Then, attached to the container a small hose with a hand pump (one of those small squeeze pumps) to pump oil from the container again back to the chain. This way one can pour continuously oil over and over the chain and easily clean with a small brush.
Add a couple of triangles to raise up the rear wheel so it can freely spin.
Sell this tool to every workshop and to all bikers, I would be the first interested in cleaning my chain in just 15 minutes without spills and with a efficient tool.”
Editor’s Reply: Actually, you can clean your chain in a lot less than 15 minutes and the Chain Drain is useful for collecting all the dripping residue, I still use it all the time and never found a need for a filter or anything in the collection canister.
From “C.C.” (9/08): “I ran across this item when I was purchasing some of the Soy based cleaner you reviewed earlier and decided to pick it up as well. Well I haven’t used it to clean my chain yet, but I have found it is handy with oil changes.
I wish the reservoir was a little larger, but it was just big enough to hold a single oil change in my bike.
I even find it handy when just oiling my chain as it keeps any excess lube from dripping on the garage floor. I love tools with multiple uses as it frees up room in the garage for even more gadgets and this one fits that description.”

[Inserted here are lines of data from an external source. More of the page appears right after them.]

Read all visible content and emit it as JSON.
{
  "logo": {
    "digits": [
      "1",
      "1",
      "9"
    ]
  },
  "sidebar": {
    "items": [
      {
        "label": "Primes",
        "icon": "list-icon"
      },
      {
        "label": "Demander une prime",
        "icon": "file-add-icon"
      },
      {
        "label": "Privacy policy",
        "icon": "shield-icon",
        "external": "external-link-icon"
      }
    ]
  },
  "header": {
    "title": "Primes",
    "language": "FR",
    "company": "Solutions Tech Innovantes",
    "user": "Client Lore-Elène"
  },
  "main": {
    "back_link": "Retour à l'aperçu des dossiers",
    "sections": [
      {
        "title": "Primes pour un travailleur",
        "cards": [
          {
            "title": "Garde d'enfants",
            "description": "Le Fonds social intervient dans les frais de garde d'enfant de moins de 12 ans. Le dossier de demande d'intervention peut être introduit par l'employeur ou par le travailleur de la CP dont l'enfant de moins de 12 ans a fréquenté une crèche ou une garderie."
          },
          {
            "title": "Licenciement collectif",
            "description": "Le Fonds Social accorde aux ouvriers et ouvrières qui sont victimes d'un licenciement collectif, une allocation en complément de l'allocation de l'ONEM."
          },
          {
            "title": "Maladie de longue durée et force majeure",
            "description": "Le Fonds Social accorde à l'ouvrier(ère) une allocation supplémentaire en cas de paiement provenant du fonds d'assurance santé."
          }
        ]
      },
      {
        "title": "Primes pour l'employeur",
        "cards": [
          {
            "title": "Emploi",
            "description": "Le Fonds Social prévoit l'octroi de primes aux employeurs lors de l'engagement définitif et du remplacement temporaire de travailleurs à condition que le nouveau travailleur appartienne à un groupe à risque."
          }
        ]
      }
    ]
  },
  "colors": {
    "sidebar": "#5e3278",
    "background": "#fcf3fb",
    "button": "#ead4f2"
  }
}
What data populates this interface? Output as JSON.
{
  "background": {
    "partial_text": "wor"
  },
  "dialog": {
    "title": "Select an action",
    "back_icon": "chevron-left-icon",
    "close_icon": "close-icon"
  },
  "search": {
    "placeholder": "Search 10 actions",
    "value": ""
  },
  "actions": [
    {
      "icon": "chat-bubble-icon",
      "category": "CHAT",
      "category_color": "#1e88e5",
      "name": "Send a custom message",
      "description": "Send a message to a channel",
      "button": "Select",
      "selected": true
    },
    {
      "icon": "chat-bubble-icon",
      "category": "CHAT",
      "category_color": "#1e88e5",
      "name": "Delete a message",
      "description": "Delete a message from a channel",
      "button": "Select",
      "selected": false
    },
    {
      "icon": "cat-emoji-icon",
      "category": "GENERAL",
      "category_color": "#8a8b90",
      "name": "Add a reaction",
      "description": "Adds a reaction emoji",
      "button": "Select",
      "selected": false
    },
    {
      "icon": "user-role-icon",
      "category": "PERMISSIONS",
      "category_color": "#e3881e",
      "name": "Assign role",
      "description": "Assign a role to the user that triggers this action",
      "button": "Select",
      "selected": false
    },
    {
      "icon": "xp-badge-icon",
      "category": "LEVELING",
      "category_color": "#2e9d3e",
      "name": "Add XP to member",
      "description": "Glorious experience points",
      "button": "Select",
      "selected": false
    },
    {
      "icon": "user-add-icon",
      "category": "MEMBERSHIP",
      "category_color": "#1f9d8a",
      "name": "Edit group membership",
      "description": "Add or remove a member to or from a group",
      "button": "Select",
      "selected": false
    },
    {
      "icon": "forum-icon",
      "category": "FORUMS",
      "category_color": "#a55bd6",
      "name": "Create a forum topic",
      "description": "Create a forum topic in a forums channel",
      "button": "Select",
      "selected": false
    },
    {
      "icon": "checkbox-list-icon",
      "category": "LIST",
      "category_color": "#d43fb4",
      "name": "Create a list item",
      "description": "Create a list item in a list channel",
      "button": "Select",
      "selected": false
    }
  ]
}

Editor’s Reply: Great idea! I wouldn’t think it would be too hard for Chain Drain to make a funnel-like attachment that screws into the flexible spout?